◆ What to do:
Across all the entries below, how many lines mention the string "справки"? Respond with a single number.

=======

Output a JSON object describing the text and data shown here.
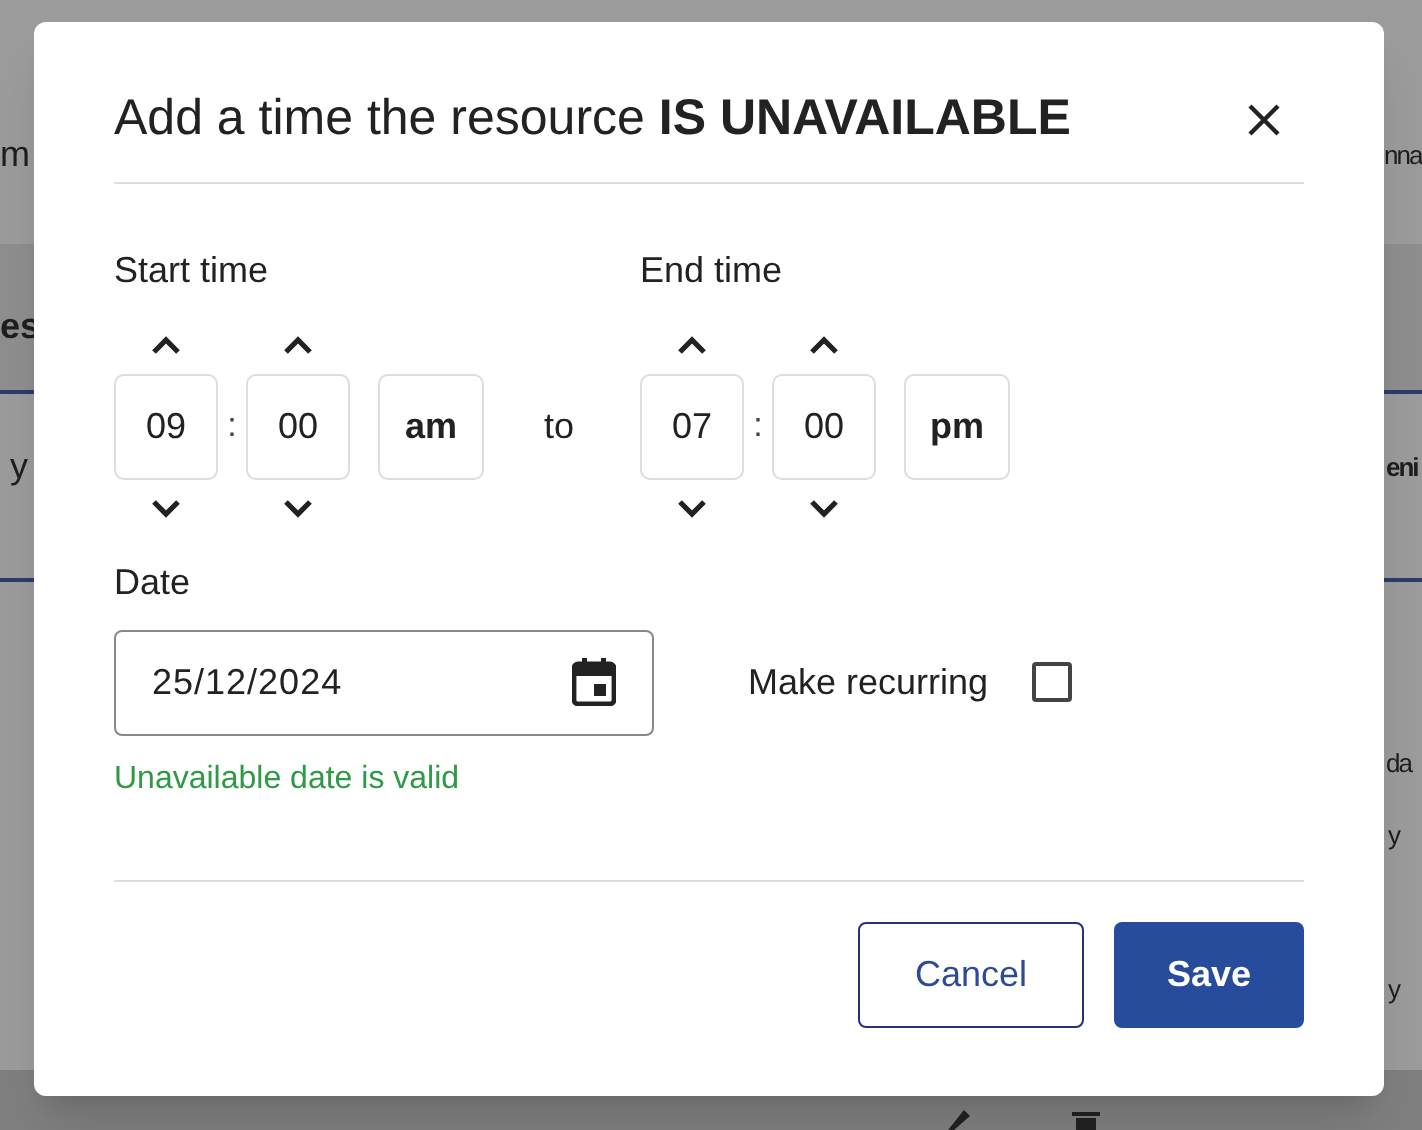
{
  "background": {
    "left_texts": [
      {
        "text": "m",
        "bold": false
      },
      {
        "text": "es",
        "bold": true
      },
      {
        "text": "y",
        "bold": false
      }
    ],
    "right_texts": [
      {
        "text": "nna",
        "bold": false
      },
      {
        "text": "eni",
        "bold": true
      },
      {
        "text": "da",
        "bold": false
      },
      {
        "text": "y",
        "bold": false
      },
      {
        "text": "y",
        "bold": false
      }
    ]
  },
  "dialog": {
    "title": "Add a time the resource **IS UNAVAILABLE**",
    "start_time": {
      "label": "Start time",
      "hour": "09",
      "colon": ":",
      "minute": "00",
      "period": "am"
    },
    "separator": "to",
    "end_time": {
      "label": "End time",
      "hour": "07",
      "colon": ":",
      "minute": "00",
      "period": "pm"
    },
    "date": {
      "label": "Date",
      "value": "25/12/2024",
      "helper": "Unavailable date is valid",
      "valid": true
    },
    "recurring": {
      "label": "Make recurring",
      "checked": false
    },
    "buttons": [
      {
        "label": "Cancel",
        "kind": "secondary"
      },
      {
        "label": "Save",
        "kind": "primary"
      }
    ]
  }
}
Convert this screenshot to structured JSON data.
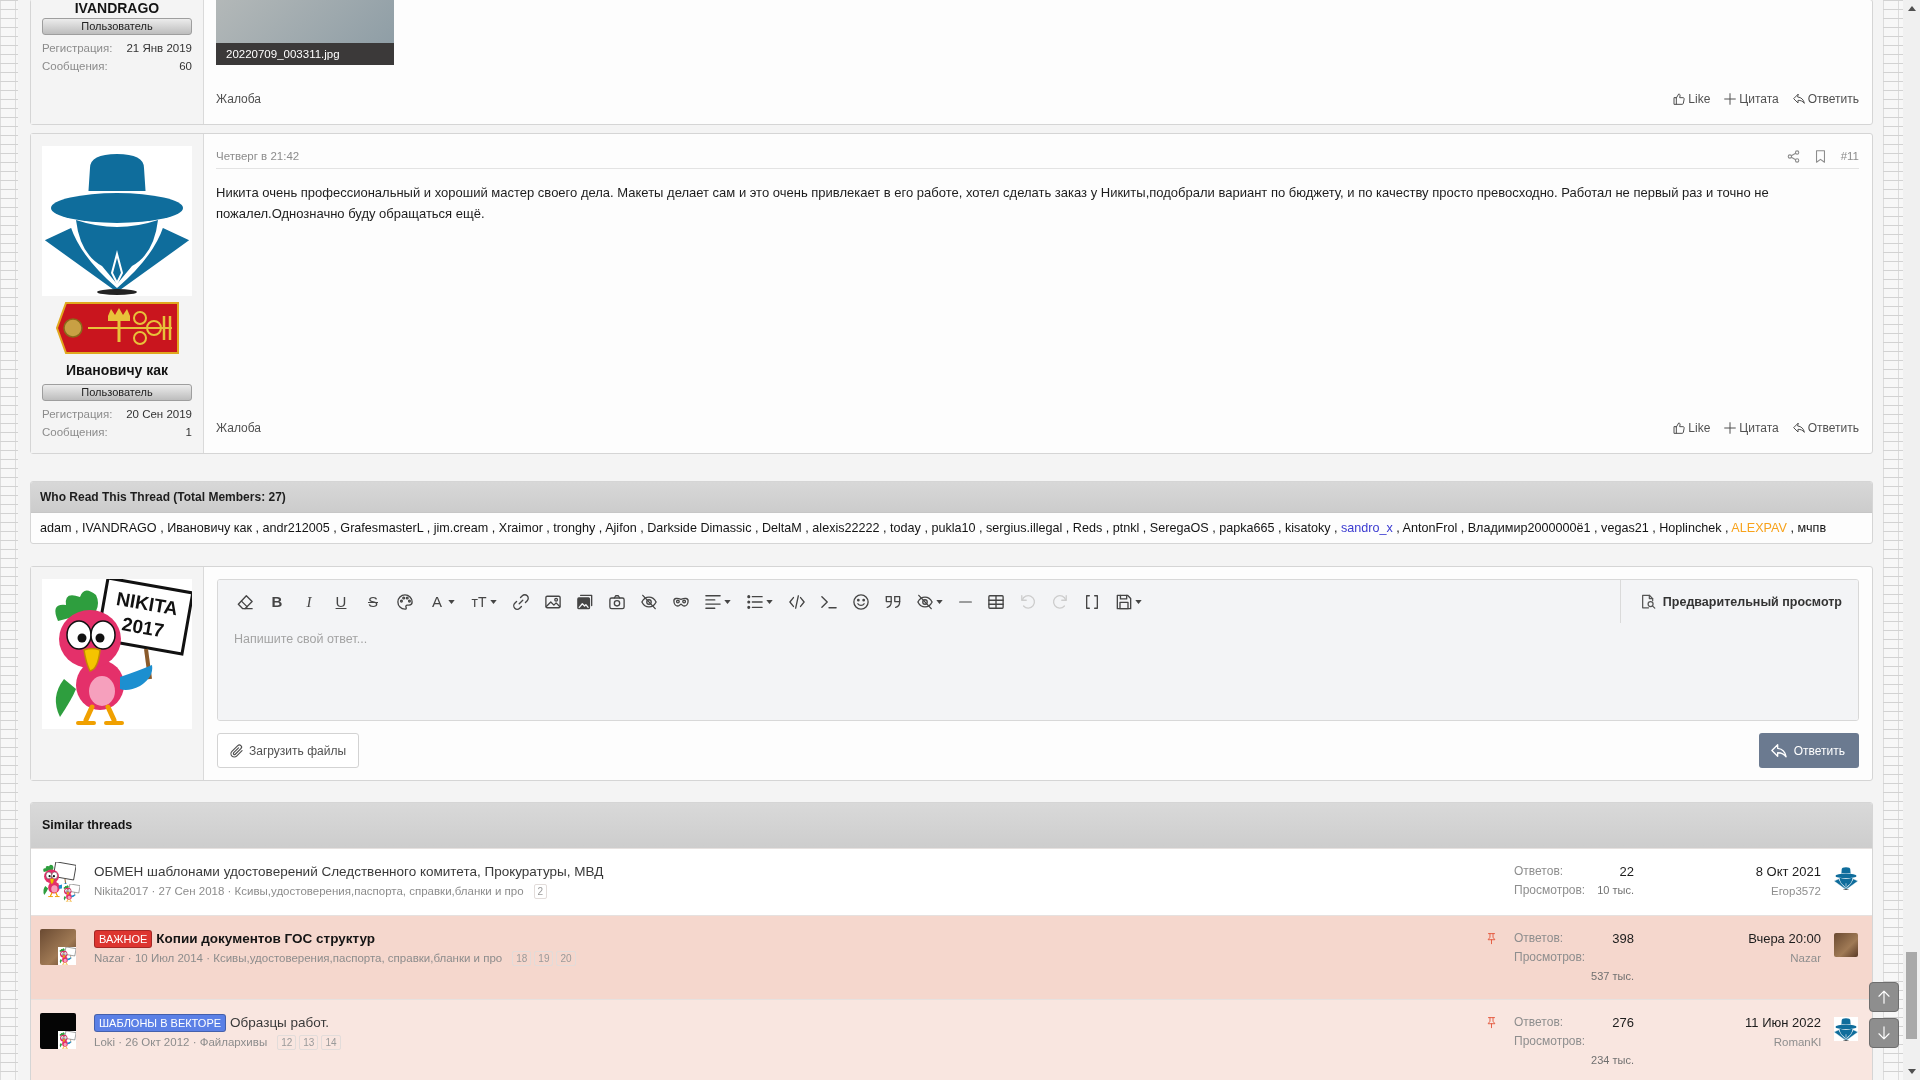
{
  "posts": [
    {
      "author": "IVANDRAGO",
      "role": "Пользователь",
      "stats": [
        {
          "label": "Регистрация:",
          "value": "21 Янв 2019"
        },
        {
          "label": "Сообщения:",
          "value": "60"
        }
      ],
      "attachments": [
        {
          "filename": "20220709_003311.jpg"
        }
      ],
      "report": "Жалоба",
      "actions": [
        {
          "kind": "like",
          "label": "Like"
        },
        {
          "kind": "quote",
          "label": "Цитата"
        },
        {
          "kind": "reply",
          "label": "Ответить"
        }
      ]
    },
    {
      "avatar": {
        "kind": "hat-figure"
      },
      "rank_insignia": true,
      "author": "Ивановичу как",
      "role": "Пользователь",
      "stats": [
        {
          "label": "Регистрация:",
          "value": "20 Сен 2019"
        },
        {
          "label": "Сообщения:",
          "value": "1"
        }
      ],
      "date": "Четверг в 21:42",
      "number": "#11",
      "text": "Никита очень профессиональный и хороший мастер своего дела. Макеты делает сам и это очень привлекает в его работе, хотел сделать заказ у Никиты,подобрали вариант по бюджету, и по качеству просто превосходно. Работал не первый раз и точно не пожалел.Однозначно буду обращаться ещё.",
      "report": "Жалоба",
      "actions": [
        {
          "kind": "like",
          "label": "Like"
        },
        {
          "kind": "quote",
          "label": "Цитата"
        },
        {
          "kind": "reply",
          "label": "Ответить"
        }
      ]
    }
  ],
  "who_read": {
    "title": "Who Read This Thread (Total Members: 27)",
    "separator": ",",
    "members": [
      {
        "name": "adam",
        "color": "#141414"
      },
      {
        "name": "IVANDRAGO",
        "color": "#141414"
      },
      {
        "name": "Ивановичу как",
        "color": "#141414"
      },
      {
        "name": "andr212005",
        "color": "#141414"
      },
      {
        "name": "GrafesmasterL",
        "color": "#141414"
      },
      {
        "name": "jim.cream",
        "color": "#141414"
      },
      {
        "name": "Xraimor",
        "color": "#141414"
      },
      {
        "name": "tronghy",
        "color": "#141414"
      },
      {
        "name": "Ajifon",
        "color": "#141414"
      },
      {
        "name": "Darkside Dimassic",
        "color": "#141414"
      },
      {
        "name": "DeltaM",
        "color": "#141414"
      },
      {
        "name": "alexis22222",
        "color": "#141414"
      },
      {
        "name": "today",
        "color": "#141414"
      },
      {
        "name": "pukla10",
        "color": "#141414"
      },
      {
        "name": "sergius.illegal",
        "color": "#141414"
      },
      {
        "name": "Reds",
        "color": "#141414"
      },
      {
        "name": "ptnkl",
        "color": "#141414"
      },
      {
        "name": "SeregaOS",
        "color": "#141414"
      },
      {
        "name": "papka665",
        "color": "#141414"
      },
      {
        "name": "kisatoky",
        "color": "#141414"
      },
      {
        "name": "sandro_x",
        "color": "#3a3ad0"
      },
      {
        "name": "AntonFrol",
        "color": "#141414"
      },
      {
        "name": "Владимир2000000ё1",
        "color": "#141414"
      },
      {
        "name": "vegas21",
        "color": "#141414"
      },
      {
        "name": "Hoplinchek",
        "color": "#141414"
      },
      {
        "name": "ALEXPAV",
        "color": "#f7a21b"
      },
      {
        "name": "мчпв",
        "color": "#141414"
      }
    ]
  },
  "reply": {
    "avatar": {
      "kind": "parrot",
      "sign": [
        "NIKITA",
        "2017"
      ]
    },
    "toolbar": [
      {
        "kind": "eraser",
        "dropdown": false,
        "disabled": false
      },
      {
        "kind": "bold",
        "label": "B",
        "dropdown": false,
        "disabled": false
      },
      {
        "kind": "italic",
        "label": "I",
        "dropdown": false,
        "disabled": false
      },
      {
        "kind": "underline",
        "label": "U",
        "dropdown": false,
        "disabled": false
      },
      {
        "kind": "strike",
        "label": "S",
        "dropdown": false,
        "disabled": false
      },
      {
        "kind": "palette",
        "dropdown": false,
        "disabled": false
      },
      {
        "kind": "font-color",
        "label": "A",
        "dropdown": true,
        "disabled": false
      },
      {
        "kind": "font-size",
        "label": "тT",
        "dropdown": true,
        "disabled": false
      },
      {
        "kind": "link",
        "dropdown": false,
        "disabled": false
      },
      {
        "kind": "image",
        "dropdown": false,
        "disabled": false
      },
      {
        "kind": "media",
        "dropdown": false,
        "disabled": false
      },
      {
        "kind": "camera",
        "dropdown": false,
        "disabled": false
      },
      {
        "kind": "hide",
        "dropdown": false,
        "disabled": false
      },
      {
        "kind": "spoiler",
        "dropdown": false,
        "disabled": false
      },
      {
        "kind": "align",
        "dropdown": true,
        "disabled": false
      },
      {
        "kind": "list",
        "dropdown": true,
        "disabled": false
      },
      {
        "kind": "code",
        "dropdown": false,
        "disabled": false
      },
      {
        "kind": "inline-code",
        "dropdown": false,
        "disabled": false
      },
      {
        "kind": "smilie",
        "dropdown": false,
        "disabled": false
      },
      {
        "kind": "quote",
        "dropdown": false,
        "disabled": false
      },
      {
        "kind": "hide-menu",
        "dropdown": true,
        "disabled": false
      },
      {
        "kind": "hr",
        "dropdown": false,
        "disabled": false
      },
      {
        "kind": "table",
        "dropdown": false,
        "disabled": false
      },
      {
        "kind": "undo",
        "dropdown": false,
        "disabled": true
      },
      {
        "kind": "redo",
        "dropdown": false,
        "disabled": true
      },
      {
        "kind": "bbcode",
        "dropdown": false,
        "disabled": false
      },
      {
        "kind": "drafts",
        "dropdown": true,
        "disabled": false
      }
    ],
    "preview": "Предварительный просмотр",
    "placeholder": "Напишите свой ответ...",
    "upload": "Загрузить файлы",
    "submit": "Ответить"
  },
  "similar_threads": {
    "title": "Similar threads",
    "threads": [
      {
        "avatar": {
          "kind": "parrot"
        },
        "overlay_avatar": {
          "kind": "parrot"
        },
        "sticky": false,
        "unread": false,
        "title": "ОБМЕН шаблонами удостоверений Следственного комитета, Прокуратуры, МВД",
        "meta": "Nikita2017 · 27 Сен 2018 · Ксивы,удостоверения,паспорта, справки,бланки и про",
        "pages": [
          "2"
        ],
        "replies_label": "Ответов:",
        "replies": "22",
        "views_label": "Просмотров:",
        "views": "10 тыс.",
        "last_date": "8 Окт 2021",
        "last_user": "Егор3572",
        "last_avatar": {
          "kind": "hat-figure"
        }
      },
      {
        "avatar": {
          "kind": "photo"
        },
        "overlay_avatar": {
          "kind": "parrot"
        },
        "sticky": true,
        "unread": true,
        "prefix": {
          "label": "ВАЖНОЕ",
          "color": "#dd3530"
        },
        "title": "Копии документов ГОС структур",
        "meta": "Nazar · 10 Июл 2014 · Ксивы,удостоверения,паспорта, справки,бланки и про",
        "pages": [
          "18",
          "19",
          "20"
        ],
        "replies_label": "Ответов:",
        "replies": "398",
        "views_label": "Просмотров:",
        "views": "537 тыс.",
        "last_date": "Вчера 20:00",
        "last_user": "Nazar",
        "last_avatar": {
          "kind": "photo"
        }
      },
      {
        "avatar": {
          "kind": "dark"
        },
        "overlay_avatar": {
          "kind": "parrot"
        },
        "sticky": true,
        "unread": false,
        "prefix": {
          "label": "ШАБЛОНЫ В ВЕКТОРЕ",
          "color": "#5b80e6"
        },
        "title": "Образцы работ.",
        "meta": "Loki · 26 Окт 2012 · Файлархивы",
        "pages": [
          "12",
          "13",
          "14"
        ],
        "replies_label": "Ответов:",
        "replies": "276",
        "views_label": "Просмотров:",
        "views": "234 тыс.",
        "last_date": "11 Июн 2022",
        "last_user": "RomanKl",
        "last_avatar": {
          "kind": "hat-figure"
        }
      }
    ]
  }
}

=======

◆ Response to the task:
2